[The task]: Only the lines containing "state" should appear in the answer, copied from the listing below.
*-*-*
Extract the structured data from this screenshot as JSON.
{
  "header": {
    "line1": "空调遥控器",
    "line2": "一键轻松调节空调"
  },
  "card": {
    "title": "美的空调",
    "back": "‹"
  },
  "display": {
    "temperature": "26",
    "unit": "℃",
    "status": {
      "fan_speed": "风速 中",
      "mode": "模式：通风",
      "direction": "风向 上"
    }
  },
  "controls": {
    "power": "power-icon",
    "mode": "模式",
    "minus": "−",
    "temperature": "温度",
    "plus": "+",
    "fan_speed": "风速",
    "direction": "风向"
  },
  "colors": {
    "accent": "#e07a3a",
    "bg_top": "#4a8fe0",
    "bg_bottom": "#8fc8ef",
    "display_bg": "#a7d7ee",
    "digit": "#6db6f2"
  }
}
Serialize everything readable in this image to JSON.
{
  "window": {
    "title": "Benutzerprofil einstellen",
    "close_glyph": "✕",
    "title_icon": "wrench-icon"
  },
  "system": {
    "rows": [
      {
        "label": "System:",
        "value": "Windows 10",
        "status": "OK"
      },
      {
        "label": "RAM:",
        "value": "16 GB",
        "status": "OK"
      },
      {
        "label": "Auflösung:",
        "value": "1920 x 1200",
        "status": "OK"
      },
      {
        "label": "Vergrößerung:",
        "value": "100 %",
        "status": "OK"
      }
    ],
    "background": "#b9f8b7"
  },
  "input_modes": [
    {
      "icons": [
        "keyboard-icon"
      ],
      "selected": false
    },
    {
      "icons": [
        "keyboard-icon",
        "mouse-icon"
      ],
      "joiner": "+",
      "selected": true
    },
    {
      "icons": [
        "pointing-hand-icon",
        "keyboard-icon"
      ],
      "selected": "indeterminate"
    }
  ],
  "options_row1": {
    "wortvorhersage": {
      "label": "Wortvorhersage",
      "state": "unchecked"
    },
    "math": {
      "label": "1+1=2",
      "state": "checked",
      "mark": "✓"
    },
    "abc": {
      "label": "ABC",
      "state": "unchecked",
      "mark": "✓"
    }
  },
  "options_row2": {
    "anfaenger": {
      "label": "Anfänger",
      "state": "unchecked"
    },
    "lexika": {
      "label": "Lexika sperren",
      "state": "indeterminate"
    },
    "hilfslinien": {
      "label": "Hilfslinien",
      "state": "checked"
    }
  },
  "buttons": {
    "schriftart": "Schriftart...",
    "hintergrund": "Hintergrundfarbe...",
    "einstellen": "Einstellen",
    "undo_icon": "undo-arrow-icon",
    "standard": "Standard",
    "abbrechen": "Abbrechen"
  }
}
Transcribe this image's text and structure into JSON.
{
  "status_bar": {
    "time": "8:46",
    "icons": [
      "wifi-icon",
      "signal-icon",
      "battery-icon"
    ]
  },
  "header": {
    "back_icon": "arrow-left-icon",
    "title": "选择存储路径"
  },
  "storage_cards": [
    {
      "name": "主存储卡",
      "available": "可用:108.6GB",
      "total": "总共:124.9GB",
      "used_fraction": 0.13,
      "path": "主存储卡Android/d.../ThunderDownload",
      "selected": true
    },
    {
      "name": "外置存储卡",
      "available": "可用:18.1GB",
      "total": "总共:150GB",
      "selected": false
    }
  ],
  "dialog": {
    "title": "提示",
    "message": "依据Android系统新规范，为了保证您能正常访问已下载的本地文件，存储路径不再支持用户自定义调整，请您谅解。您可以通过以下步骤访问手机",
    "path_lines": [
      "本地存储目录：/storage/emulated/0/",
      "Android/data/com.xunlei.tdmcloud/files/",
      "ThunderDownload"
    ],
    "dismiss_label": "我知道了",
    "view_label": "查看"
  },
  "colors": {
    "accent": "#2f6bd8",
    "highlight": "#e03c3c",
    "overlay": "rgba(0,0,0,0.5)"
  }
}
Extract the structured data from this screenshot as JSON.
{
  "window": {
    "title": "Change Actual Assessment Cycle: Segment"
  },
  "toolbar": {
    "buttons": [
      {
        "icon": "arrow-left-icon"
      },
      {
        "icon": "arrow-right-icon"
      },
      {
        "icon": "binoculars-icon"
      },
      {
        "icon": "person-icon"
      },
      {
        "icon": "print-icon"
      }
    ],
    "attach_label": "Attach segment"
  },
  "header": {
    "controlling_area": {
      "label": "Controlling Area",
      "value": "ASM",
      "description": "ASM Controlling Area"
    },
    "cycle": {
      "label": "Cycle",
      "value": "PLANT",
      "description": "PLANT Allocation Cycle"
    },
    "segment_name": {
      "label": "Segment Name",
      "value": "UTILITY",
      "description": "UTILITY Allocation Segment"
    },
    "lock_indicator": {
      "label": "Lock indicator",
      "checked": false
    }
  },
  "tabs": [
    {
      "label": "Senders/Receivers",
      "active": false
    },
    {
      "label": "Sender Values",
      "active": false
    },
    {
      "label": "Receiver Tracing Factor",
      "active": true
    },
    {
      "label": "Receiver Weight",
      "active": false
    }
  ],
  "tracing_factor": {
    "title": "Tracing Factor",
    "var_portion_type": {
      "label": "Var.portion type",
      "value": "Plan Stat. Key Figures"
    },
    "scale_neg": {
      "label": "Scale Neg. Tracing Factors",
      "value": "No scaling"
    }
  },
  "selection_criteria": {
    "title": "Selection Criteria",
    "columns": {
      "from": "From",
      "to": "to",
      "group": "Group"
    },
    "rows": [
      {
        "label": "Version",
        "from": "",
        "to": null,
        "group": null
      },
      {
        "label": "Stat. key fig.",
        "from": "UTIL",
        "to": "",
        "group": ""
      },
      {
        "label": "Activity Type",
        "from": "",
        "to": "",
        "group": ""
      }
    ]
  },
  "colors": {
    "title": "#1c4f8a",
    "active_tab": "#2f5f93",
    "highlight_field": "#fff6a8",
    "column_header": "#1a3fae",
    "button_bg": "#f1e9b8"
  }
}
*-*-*
[Written answer]:
      "state": "unchecked"
      "state": "checked",
      "state": "unchecked",
      "state": "unchecked"
      "state": "indeterminate"
      "state": "checked"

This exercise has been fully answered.